Trump Chief Of Staff Mark Meadows Forced To Testify In GA Probe


Mark Meadows, who served as chief of staff in Trump’s White House at the time of the Capitol riot and was supportive of and involved in the then-president’s ambition to stay in power despite losing that year’s presidential race, has been ordered to testify for a Georgia criminal investigation into pro-Trump election meddling.

The order came from the state Supreme Court in South Carolina, where Meadows resides. He’d already been ordered by a lower-level court in the state to provide testimony, but he predictably appealed, and after evidently hearing arguments against his appeal from Georgia officials, the court unanimously decided to affirm the lower court’s decision. Fulton County District Attorney Fani Willis, who is leading the Georgia probe, has routinely sought approval from judges local to where out-of-state witnesses live in pursuing their testimony, and she has been largely — although not entirely — successful. A Texas appeals court contested whether the nature of the special purpose grand jury working on Willis’s investigation met the legal requirements for compelling out-of-state witnesses’ testimony, with stated concerns focusing at least in part on that it can’t itself issue indictments. In Fulton County, Judge Robert McBurney — who oversees the jury’s work — has upheld its criminal nature.

“As described at the outset of this order, its purpose is unquestionably and exclusively to conduct a criminal investigation: its convening was sought by the elected official who investigates, lodges, and prosecutes criminal charges in this Circuit; its convening order specifies its purpose as the investigation of possible criminal activities; and its final output is a report recommending whether criminal charges should be brought,” he said in an intrastate dispute over the unfolding probe. He was responding to arguments that Georgia Republican Governor Brian Kemp was broadly protected from the kind of scrutiny Willis was inflicting with a subpoena for testimony. The judge replied that the protections only covered civil proceedings — not criminal matters. The South Carolina court that has now once again pushed Meadows to answer questions didn’t provide much in terms of reasoning, but it said: “We have reviewed the arguments raised by Appellant and find them to be manifestly without merit.” Appellant refers to Mark Meadows.

Among other involvement, he helped with setting up the infamous post-election phone call between Donald and Georgia’s top elections official, and he also spoke on the call.
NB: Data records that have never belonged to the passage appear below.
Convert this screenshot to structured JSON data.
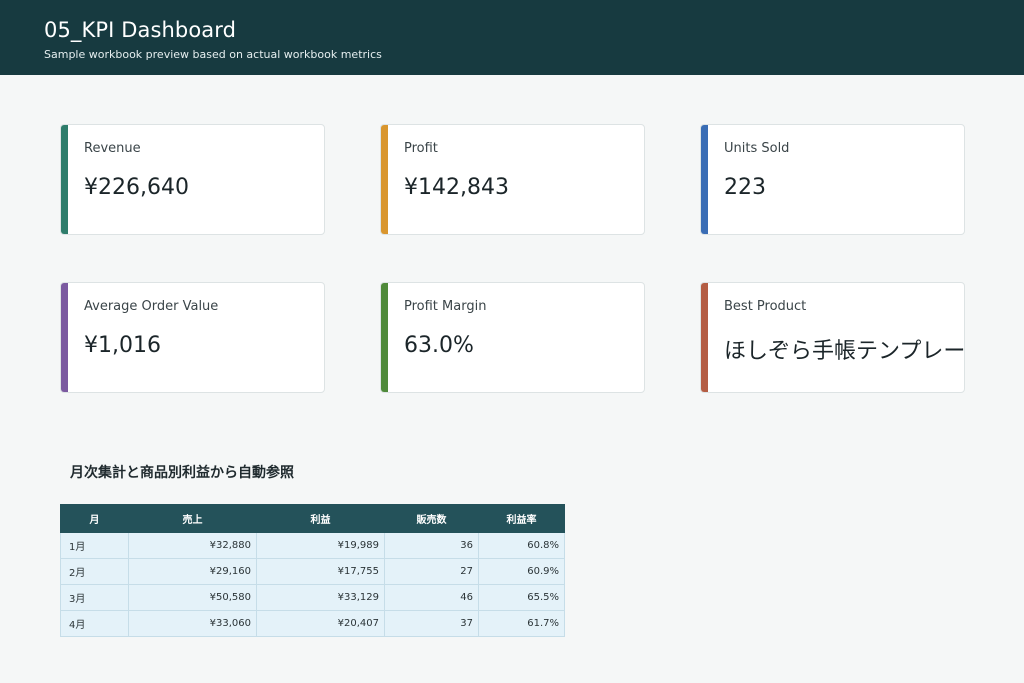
{
  "header": {
    "title": "05_KPI Dashboard",
    "subtitle": "Sample workbook preview based on actual workbook metrics"
  },
  "kpis": [
    {
      "label": "Revenue",
      "value": "¥226,640",
      "accent": "#2e7d6b"
    },
    {
      "label": "Profit",
      "value": "¥142,843",
      "accent": "#d9962e"
    },
    {
      "label": "Units Sold",
      "value": "223",
      "accent": "#3a6db5"
    },
    {
      "label": "Average Order Value",
      "value": "¥1,016",
      "accent": "#7b5aa0"
    },
    {
      "label": "Profit Margin",
      "value": "63.0%",
      "accent": "#4f8a3a"
    },
    {
      "label": "Best Product",
      "value": "ほしぞら手帳テンプレート",
      "accent": "#b45d44"
    }
  ],
  "section": {
    "title": "月次集計と商品別利益から自動参照"
  },
  "table": {
    "headers": [
      "月",
      "売上",
      "利益",
      "販売数",
      "利益率"
    ],
    "rows": [
      [
        "1月",
        "¥32,880",
        "¥19,989",
        "36",
        "60.8%"
      ],
      [
        "2月",
        "¥29,160",
        "¥17,755",
        "27",
        "60.9%"
      ],
      [
        "3月",
        "¥50,580",
        "¥33,129",
        "46",
        "65.5%"
      ],
      [
        "4月",
        "¥33,060",
        "¥20,407",
        "37",
        "61.7%"
      ]
    ]
  }
}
He additionally rather abruptly showed up to the site of a post-election audit of signatures submitted with mail-in ballots in what was potentially an example of attempted intimidation. He could also potentially provide insight about plots to seize election machines — an idea that could’ve directly affected Georgia, where 2020’s results were highly contested.